Geronimo is a Ted Hood-designed 69-foot fiberglass sloop. Three times during the academic year, Geronimo carries students from St. George's School on six-week-long voyages. The ship sails year-round between Canadian waters and the Caribbean and is now making a two-year-long journey to the Mediterranean. Students are taught nautical science and oceanography/marine biology while on board. Summer trainees range in age from high school to adult.[8][9]

In popular cultureEdit

Notable alumniEdit

Sexual abuse reportsEdit

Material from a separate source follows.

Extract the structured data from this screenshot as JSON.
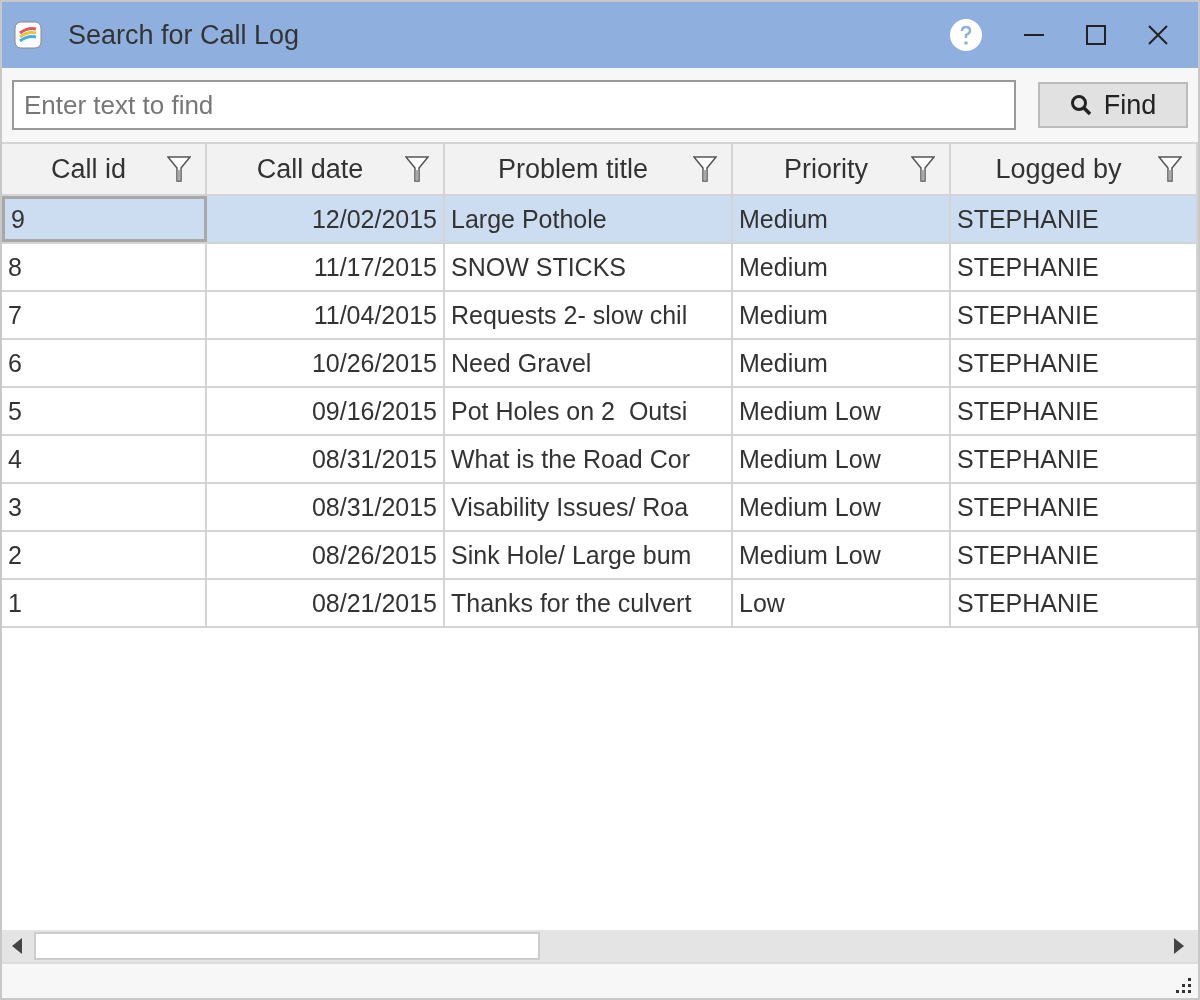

In early 2016 the school stated that sexual abuse of students had occurred, dating from the 1970s, and perpetrated by employees and students. St. George's "repeatedly failed to notify police and child welfare authorities as required by law", a news report said. Many accusers at the time contested school assertions that accusations were only recent and "much of their anger has fallen on [the head of school]", the report continued.[11] The extensive abuse—"at least 51 students were abused by employees ... and at least 10 others by fellow students"—was further documented in a 400-page independent report released in September.[12][13]

The independent report also noted the following positive observation. "Fortunately, St. George’s is certainly a very different place now. We find that St. George’s current leaders have established a culture of respect for the students who attend there now, including new traditions that set an entirely different tone for students and faculty than prevailed during the 1970s and 1980s. We also find that St. George’s has in place programming, policies, practices, and systems intended to eliminate, to the largest extent possible, faculty abuse of students and student-on-student abuse, and to address correctly reports of abuse or assault should they arise. And the school is committed to a process of continuous improvement to ensure that its practices remain those thought best to address difficult issues of faculty and student boundaries, student sexuality, and new opportunities for harm that digital and other new technologies may bring." [14]

See alsoEdit

ReferencesEdit

  1. ^ National Park Service (2010-07-09). "National Register Information System". National Register of Historic Places. National Park Service. 
  2. ^ "Quick Facts". St. George's School. Retrieved March 16, 2016. 
  3. ^ "National Register of Historic Places Listings November 19, 2004". www.nps.gov. National Register of Historic Places. Retrieved 23 January 2015. 
  4. ^ "Diploma Requirements" (PDF). www.stgeorges.edu. St. Georges School. Retrieved 23 January 2015. 
  5. ^ "Tuition & Financial Aid". St. George's School. Retrieved March 19, 2016. 
  6. ^ "Independent School League". isleague.org. Independent School League. Retrieved 24 January 2015. 
  7. ^ "Member Schools – NEPSAC". www.nepsac.org. New England Preparatory School Athletic Council. Retrieved 24 January 2015. 
  8. ^ "St. Georges School: Geronimo". St. George's School. Retrieved 24 January 2015. 
  9. ^ "Vessel Details – Geronimo". Sailing Ship Adventures. Retrieved 24 January 2015. 
  10. ^ http://www.lawcrossing.com/article/900041164/Expert-Witness-and-Well-known-Corporate-Law-Professor-Richard-W-Painter-Discusses-Internal-Investigation-of-GM/
  11. ^ "Sex abuse scandal rocks exclusive New England prep school" (Archive). Associated Press at CBS News. January 21, 2016. Retrieved on January 21, 2016.
  12. ^ Perez-Pena, Richard, "‘Private Hell’: Prep School Sex Abuse Inquiry Paints Grim Picture", New York Times, September 1, 2016. Retrieved 2016-09-01.
  13. ^ Murphy, Martin F., "Sexual Abuse at St. George’s School and the School’s Response: 1970 to 2015 (Report of Independent Investigator)", Foley Hoag LLC, September 1, 2016. Retrieved 2016-09-01.
  14. ^ Murphy, Martin F., "Sexual Abuse at St. George’s School and the School’s Response: 1970 to 2015 (Report of Independent Investigator)", Foley Hoag LLC, September 1, 2016. Retrieved 2016-09-01.

Further readingEdit

External linksEdit